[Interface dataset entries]
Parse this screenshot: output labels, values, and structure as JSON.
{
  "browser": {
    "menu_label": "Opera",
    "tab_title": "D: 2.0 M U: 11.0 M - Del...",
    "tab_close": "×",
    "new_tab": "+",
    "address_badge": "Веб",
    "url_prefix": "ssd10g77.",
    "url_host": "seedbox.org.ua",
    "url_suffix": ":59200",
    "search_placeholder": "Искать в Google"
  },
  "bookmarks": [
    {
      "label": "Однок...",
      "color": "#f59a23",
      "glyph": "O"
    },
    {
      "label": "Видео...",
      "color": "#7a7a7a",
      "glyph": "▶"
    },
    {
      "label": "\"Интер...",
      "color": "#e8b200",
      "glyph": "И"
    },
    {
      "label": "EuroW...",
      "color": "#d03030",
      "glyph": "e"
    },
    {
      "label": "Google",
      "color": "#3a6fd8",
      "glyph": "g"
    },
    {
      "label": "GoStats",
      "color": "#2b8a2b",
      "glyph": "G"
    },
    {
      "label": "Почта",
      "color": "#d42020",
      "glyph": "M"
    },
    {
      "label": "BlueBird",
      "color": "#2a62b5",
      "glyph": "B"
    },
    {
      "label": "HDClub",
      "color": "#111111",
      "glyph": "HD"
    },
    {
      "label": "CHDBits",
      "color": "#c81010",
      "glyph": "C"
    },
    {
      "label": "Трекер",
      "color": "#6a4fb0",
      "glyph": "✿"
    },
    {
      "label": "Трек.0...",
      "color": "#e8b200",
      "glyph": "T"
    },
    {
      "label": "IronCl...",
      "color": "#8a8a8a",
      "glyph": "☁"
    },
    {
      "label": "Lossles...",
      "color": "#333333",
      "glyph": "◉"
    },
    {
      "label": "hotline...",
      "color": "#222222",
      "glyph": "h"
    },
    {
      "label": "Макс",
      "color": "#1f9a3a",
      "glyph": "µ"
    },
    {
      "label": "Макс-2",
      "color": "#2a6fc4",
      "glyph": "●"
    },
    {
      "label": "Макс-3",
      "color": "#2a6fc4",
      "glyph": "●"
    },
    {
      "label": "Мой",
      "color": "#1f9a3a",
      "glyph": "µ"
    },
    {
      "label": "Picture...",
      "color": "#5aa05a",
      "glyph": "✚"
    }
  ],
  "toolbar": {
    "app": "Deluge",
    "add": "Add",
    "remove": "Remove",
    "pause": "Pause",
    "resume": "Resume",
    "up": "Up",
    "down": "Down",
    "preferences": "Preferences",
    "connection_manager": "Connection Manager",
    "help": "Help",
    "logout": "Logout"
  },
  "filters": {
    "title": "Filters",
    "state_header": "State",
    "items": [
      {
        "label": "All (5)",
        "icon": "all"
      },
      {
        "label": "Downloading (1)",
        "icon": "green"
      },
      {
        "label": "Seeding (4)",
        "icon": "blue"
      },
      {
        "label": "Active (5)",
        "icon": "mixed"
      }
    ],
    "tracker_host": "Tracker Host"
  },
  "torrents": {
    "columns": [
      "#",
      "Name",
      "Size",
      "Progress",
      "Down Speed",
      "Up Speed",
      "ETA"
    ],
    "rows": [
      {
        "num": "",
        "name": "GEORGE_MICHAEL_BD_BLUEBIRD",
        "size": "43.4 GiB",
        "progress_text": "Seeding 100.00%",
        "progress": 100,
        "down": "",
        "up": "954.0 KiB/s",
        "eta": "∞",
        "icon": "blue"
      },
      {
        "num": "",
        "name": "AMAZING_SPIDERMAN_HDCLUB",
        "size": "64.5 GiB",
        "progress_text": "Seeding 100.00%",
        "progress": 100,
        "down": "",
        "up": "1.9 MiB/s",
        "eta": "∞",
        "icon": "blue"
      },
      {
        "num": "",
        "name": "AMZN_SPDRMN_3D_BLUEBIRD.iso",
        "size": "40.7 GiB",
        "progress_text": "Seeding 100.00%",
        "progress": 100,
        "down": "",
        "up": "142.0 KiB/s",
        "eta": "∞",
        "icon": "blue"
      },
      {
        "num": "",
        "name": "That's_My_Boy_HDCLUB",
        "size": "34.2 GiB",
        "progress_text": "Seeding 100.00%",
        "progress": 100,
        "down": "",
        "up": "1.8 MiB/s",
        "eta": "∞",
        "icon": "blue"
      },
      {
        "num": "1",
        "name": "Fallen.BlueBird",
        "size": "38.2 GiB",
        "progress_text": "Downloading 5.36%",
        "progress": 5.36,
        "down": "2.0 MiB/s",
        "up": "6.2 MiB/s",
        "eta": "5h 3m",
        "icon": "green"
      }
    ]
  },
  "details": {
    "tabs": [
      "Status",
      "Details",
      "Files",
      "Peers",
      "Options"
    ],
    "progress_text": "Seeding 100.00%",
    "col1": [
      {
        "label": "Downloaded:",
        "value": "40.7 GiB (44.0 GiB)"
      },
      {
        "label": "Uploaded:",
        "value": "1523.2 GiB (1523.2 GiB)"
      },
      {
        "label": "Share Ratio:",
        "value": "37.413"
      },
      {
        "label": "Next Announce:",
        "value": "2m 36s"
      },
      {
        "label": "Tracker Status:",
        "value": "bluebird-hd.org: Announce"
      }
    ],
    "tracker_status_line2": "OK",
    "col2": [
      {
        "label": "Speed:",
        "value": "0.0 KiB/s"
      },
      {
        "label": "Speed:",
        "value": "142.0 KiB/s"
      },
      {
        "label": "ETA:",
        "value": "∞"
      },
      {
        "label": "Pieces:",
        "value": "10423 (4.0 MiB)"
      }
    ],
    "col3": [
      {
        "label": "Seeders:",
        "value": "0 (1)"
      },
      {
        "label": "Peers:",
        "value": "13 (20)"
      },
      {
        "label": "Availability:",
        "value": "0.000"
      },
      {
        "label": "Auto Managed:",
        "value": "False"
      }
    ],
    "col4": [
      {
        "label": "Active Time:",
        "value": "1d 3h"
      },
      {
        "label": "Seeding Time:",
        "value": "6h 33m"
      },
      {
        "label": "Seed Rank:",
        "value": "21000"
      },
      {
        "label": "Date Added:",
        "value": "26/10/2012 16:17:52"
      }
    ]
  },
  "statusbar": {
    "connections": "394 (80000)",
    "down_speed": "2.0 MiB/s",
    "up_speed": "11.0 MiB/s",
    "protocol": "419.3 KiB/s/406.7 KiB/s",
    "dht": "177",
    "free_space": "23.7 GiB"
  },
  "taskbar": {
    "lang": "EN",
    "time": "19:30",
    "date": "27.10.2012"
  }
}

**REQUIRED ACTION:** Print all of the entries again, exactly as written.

**EXERCISE OUTPUT:**
Parse this screenshot: output labels, values, and structure as JSON.
{
  "browser": {
    "menu_label": "Opera",
    "tab_title": "D: 2.0 M U: 11.0 M - Del...",
    "tab_close": "×",
    "new_tab": "+",
    "address_badge": "Веб",
    "url_prefix": "ssd10g77.",
    "url_host": "seedbox.org.ua",
    "url_suffix": ":59200",
    "search_placeholder": "Искать в Google"
  },
  "bookmarks": [
    {
      "label": "Однок...",
      "color": "#f59a23",
      "glyph": "O"
    },
    {
      "label": "Видео...",
      "color": "#7a7a7a",
      "glyph": "▶"
    },
    {
      "label": "\"Интер...",
      "color": "#e8b200",
      "glyph": "И"
    },
    {
      "label": "EuroW...",
      "color": "#d03030",
      "glyph": "e"
    },
    {
      "label": "Google",
      "color": "#3a6fd8",
      "glyph": "g"
    },
    {
      "label": "GoStats",
      "color": "#2b8a2b",
      "glyph": "G"
    },
    {
      "label": "Почта",
      "color": "#d42020",
      "glyph": "M"
    },
    {
      "label": "BlueBird",
      "color": "#2a62b5",
      "glyph": "B"
    },
    {
      "label": "HDClub",
      "color": "#111111",
      "glyph": "HD"
    },
    {
      "label": "CHDBits",
      "color": "#c81010",
      "glyph": "C"
    },
    {
      "label": "Трекер",
      "color": "#6a4fb0",
      "glyph": "✿"
    },
    {
      "label": "Трек.0...",
      "color": "#e8b200",
      "glyph": "T"
    },
    {
      "label": "IronCl...",
      "color": "#8a8a8a",
      "glyph": "☁"
    },
    {
      "label": "Lossles...",
      "color": "#333333",
      "glyph": "◉"
    },
    {
      "label": "hotline...",
      "color": "#222222",
      "glyph": "h"
    },
    {
      "label": "Макс",
      "color": "#1f9a3a",
      "glyph": "µ"
    },
    {
      "label": "Макс-2",
      "color": "#2a6fc4",
      "glyph": "●"
    },
    {
      "label": "Макс-3",
      "color": "#2a6fc4",
      "glyph": "●"
    },
    {
      "label": "Мой",
      "color": "#1f9a3a",
      "glyph": "µ"
    },
    {
      "label": "Picture...",
      "color": "#5aa05a",
      "glyph": "✚"
    }
  ],
  "toolbar": {
    "app": "Deluge",
    "add": "Add",
    "remove": "Remove",
    "pause": "Pause",
    "resume": "Resume",
    "up": "Up",
    "down": "Down",
    "preferences": "Preferences",
    "connection_manager": "Connection Manager",
    "help": "Help",
    "logout": "Logout"
  },
  "filters": {
    "title": "Filters",
    "state_header": "State",
    "items": [
      {
        "label": "All (5)",
        "icon": "all"
      },
      {
        "label": "Downloading (1)",
        "icon": "green"
      },
      {
        "label": "Seeding (4)",
        "icon": "blue"
      },
      {
        "label": "Active (5)",
        "icon": "mixed"
      }
    ],
    "tracker_host": "Tracker Host"
  },
  "torrents": {
    "columns": [
      "#",
      "Name",
      "Size",
      "Progress",
      "Down Speed",
      "Up Speed",
      "ETA"
    ],
    "rows": [
      {
        "num": "",
        "name": "GEORGE_MICHAEL_BD_BLUEBIRD",
        "size": "43.4 GiB",
        "progress_text": "Seeding 100.00%",
        "progress": 100,
        "down": "",
        "up": "954.0 KiB/s",
        "eta": "∞",
        "icon": "blue"
      },
      {
        "num": "",
        "name": "AMAZING_SPIDERMAN_HDCLUB",
        "size": "64.5 GiB",
        "progress_text": "Seeding 100.00%",
        "progress": 100,
        "down": "",
        "up": "1.9 MiB/s",
        "eta": "∞",
        "icon": "blue"
      },
      {
        "num": "",
        "name": "AMZN_SPDRMN_3D_BLUEBIRD.iso",
        "size": "40.7 GiB",
        "progress_text": "Seeding 100.00%",
        "progress": 100,
        "down": "",
        "up": "142.0 KiB/s",
        "eta": "∞",
        "icon": "blue"
      },
      {
        "num": "",
        "name": "That's_My_Boy_HDCLUB",
        "size": "34.2 GiB",
        "progress_text": "Seeding 100.00%",
        "progress": 100,
        "down": "",
        "up": "1.8 MiB/s",
        "eta": "∞",
        "icon": "blue"
      },
      {
        "num": "1",
        "name": "Fallen.BlueBird",
        "size": "38.2 GiB",
        "progress_text": "Downloading 5.36%",
        "progress": 5.36,
        "down": "2.0 MiB/s",
        "up": "6.2 MiB/s",
        "eta": "5h 3m",
        "icon": "green"
      }
    ]
  },
  "details": {
    "tabs": [
      "Status",
      "Details",
      "Files",
      "Peers",
      "Options"
    ],
    "progress_text": "Seeding 100.00%",
    "col1": [
      {
        "label": "Downloaded:",
        "value": "40.7 GiB (44.0 GiB)"
      },
      {
        "label": "Uploaded:",
        "value": "1523.2 GiB (1523.2 GiB)"
      },
      {
        "label": "Share Ratio:",
        "value": "37.413"
      },
      {
        "label": "Next Announce:",
        "value": "2m 36s"
      },
      {
        "label": "Tracker Status:",
        "value": "bluebird-hd.org: Announce"
      }
    ],
    "tracker_status_line2": "OK",
    "col2": [
      {
        "label": "Speed:",
        "value": "0.0 KiB/s"
      },
      {
        "label": "Speed:",
        "value": "142.0 KiB/s"
      },
      {
        "label": "ETA:",
        "value": "∞"
      },
      {
        "label": "Pieces:",
        "value": "10423 (4.0 MiB)"
      }
    ],
    "col3": [
      {
        "label": "Seeders:",
        "value": "0 (1)"
      },
      {
        "label": "Peers:",
        "value": "13 (20)"
      },
      {
        "label": "Availability:",
        "value": "0.000"
      },
      {
        "label": "Auto Managed:",
        "value": "False"
      }
    ],
    "col4": [
      {
        "label": "Active Time:",
        "value": "1d 3h"
      },
      {
        "label": "Seeding Time:",
        "value": "6h 33m"
      },
      {
        "label": "Seed Rank:",
        "value": "21000"
      },
      {
        "label": "Date Added:",
        "value": "26/10/2012 16:17:52"
      }
    ]
  },
  "statusbar": {
    "connections": "394 (80000)",
    "down_speed": "2.0 MiB/s",
    "up_speed": "11.0 MiB/s",
    "protocol": "419.3 KiB/s/406.7 KiB/s",
    "dht": "177",
    "free_space": "23.7 GiB"
  },
  "taskbar": {
    "lang": "EN",
    "time": "19:30",
    "date": "27.10.2012"
  }
}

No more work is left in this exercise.